Exercise instructions => Pull from the data below each line where the word "icon" occurs, and copy it.

Available records =>
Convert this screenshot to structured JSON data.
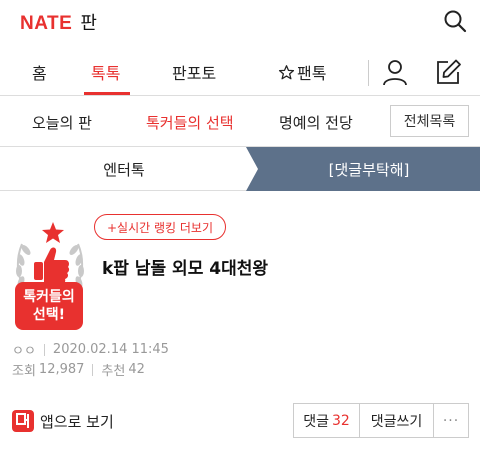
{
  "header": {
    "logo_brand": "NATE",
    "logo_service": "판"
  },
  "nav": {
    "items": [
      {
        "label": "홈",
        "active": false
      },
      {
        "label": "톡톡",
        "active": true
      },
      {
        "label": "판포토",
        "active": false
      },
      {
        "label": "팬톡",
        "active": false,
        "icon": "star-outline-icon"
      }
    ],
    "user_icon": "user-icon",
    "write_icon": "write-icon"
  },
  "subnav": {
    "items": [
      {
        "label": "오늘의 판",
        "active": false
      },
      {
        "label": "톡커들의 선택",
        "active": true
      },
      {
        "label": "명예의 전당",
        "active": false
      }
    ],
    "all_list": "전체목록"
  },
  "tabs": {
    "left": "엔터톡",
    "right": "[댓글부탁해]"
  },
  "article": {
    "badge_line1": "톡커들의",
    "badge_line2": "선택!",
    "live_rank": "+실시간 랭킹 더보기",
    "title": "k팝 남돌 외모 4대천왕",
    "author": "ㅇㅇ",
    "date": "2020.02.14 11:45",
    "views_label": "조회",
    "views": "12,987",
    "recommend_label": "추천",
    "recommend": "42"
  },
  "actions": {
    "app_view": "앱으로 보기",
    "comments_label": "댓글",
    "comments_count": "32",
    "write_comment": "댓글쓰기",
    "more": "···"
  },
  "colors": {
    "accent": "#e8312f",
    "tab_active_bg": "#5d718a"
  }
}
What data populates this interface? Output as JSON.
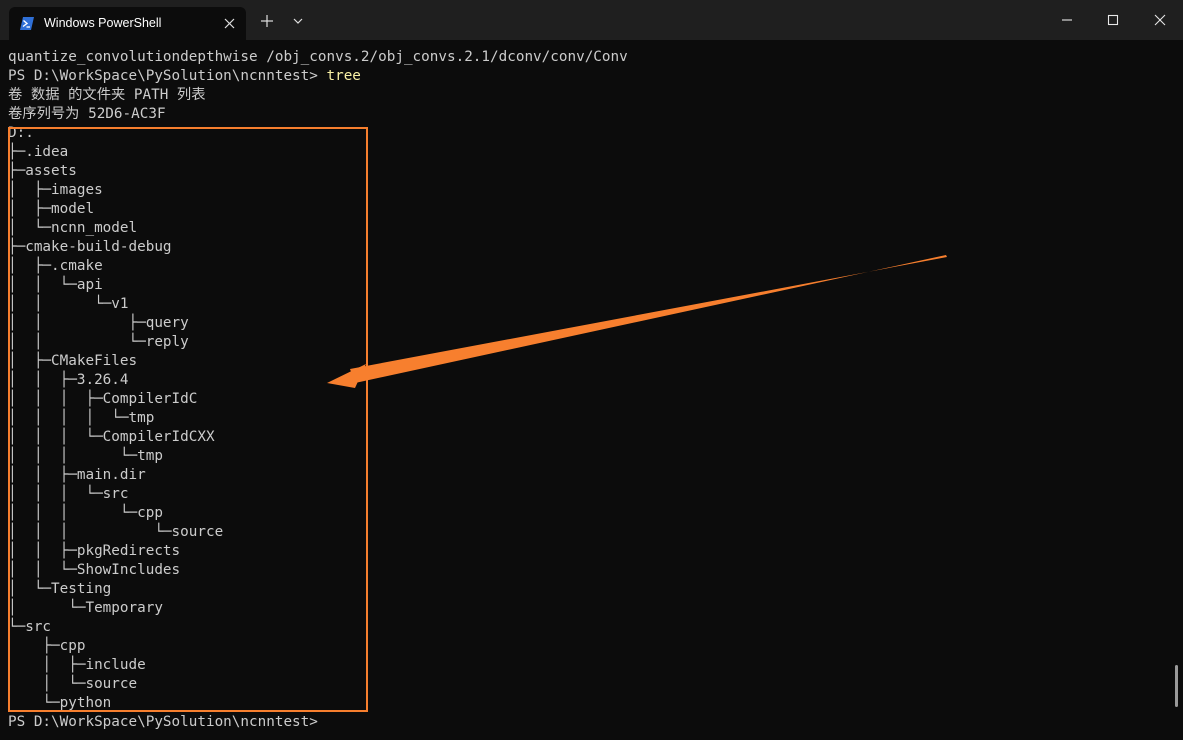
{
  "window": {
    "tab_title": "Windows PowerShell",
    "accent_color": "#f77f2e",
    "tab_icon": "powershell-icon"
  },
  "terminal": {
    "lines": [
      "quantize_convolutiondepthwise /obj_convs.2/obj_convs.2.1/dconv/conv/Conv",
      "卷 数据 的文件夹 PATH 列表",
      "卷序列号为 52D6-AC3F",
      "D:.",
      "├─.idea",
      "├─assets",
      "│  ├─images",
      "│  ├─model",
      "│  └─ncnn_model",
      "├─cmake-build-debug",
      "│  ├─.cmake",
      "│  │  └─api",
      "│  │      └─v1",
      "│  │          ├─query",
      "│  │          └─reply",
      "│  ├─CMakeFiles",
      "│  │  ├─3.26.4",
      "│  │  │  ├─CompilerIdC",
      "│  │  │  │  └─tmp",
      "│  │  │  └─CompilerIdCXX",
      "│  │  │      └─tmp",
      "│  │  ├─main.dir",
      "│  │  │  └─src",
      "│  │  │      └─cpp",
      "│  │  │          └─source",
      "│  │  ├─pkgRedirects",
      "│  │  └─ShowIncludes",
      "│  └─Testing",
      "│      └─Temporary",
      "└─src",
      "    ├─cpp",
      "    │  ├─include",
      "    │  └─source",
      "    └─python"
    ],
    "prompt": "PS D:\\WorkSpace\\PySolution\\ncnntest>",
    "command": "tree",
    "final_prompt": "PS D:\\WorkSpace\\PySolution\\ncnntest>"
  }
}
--
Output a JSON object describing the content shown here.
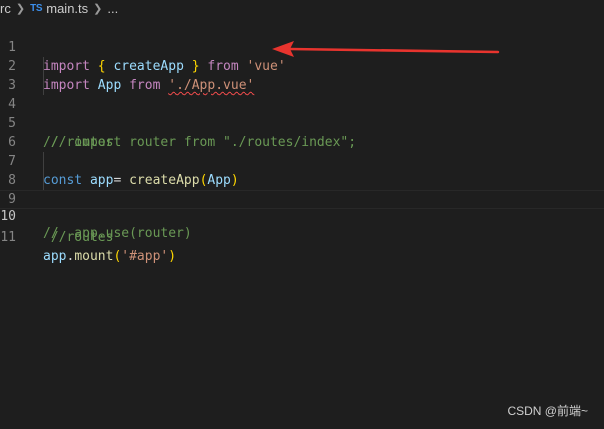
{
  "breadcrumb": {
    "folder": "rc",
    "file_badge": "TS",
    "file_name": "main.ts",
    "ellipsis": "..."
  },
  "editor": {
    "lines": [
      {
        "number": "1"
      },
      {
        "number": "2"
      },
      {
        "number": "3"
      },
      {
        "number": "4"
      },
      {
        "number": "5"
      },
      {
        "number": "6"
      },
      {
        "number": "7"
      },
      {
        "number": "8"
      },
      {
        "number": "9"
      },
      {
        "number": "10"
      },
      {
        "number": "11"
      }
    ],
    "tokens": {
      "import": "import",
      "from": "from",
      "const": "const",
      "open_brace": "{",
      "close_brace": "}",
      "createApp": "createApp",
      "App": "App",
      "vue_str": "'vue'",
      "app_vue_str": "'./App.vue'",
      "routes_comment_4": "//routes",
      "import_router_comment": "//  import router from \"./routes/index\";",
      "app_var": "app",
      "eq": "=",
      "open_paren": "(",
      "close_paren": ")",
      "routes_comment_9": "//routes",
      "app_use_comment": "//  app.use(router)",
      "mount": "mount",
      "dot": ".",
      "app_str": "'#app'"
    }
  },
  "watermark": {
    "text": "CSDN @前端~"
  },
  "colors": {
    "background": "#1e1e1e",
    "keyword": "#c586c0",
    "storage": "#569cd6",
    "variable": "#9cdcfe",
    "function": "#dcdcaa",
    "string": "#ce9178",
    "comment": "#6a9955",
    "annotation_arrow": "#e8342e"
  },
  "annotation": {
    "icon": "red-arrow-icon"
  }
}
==
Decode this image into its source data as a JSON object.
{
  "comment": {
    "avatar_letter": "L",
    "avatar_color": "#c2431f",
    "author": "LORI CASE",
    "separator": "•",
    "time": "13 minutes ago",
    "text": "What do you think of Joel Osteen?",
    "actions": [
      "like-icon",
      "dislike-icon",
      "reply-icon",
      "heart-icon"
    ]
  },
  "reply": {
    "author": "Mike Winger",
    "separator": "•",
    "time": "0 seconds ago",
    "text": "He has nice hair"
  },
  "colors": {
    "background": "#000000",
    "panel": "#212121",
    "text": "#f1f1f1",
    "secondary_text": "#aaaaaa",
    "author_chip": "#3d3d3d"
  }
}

Answer section =>
        "icon": "star-outline-icon"
    "user_icon": "user-icon",
    "write_icon": "write-icon"
    "tab_icon": "powershell-icon"
    "icon": "red-arrow-icon"
      "like-icon",
      "dislike-icon",
      "reply-icon",
      "heart-icon"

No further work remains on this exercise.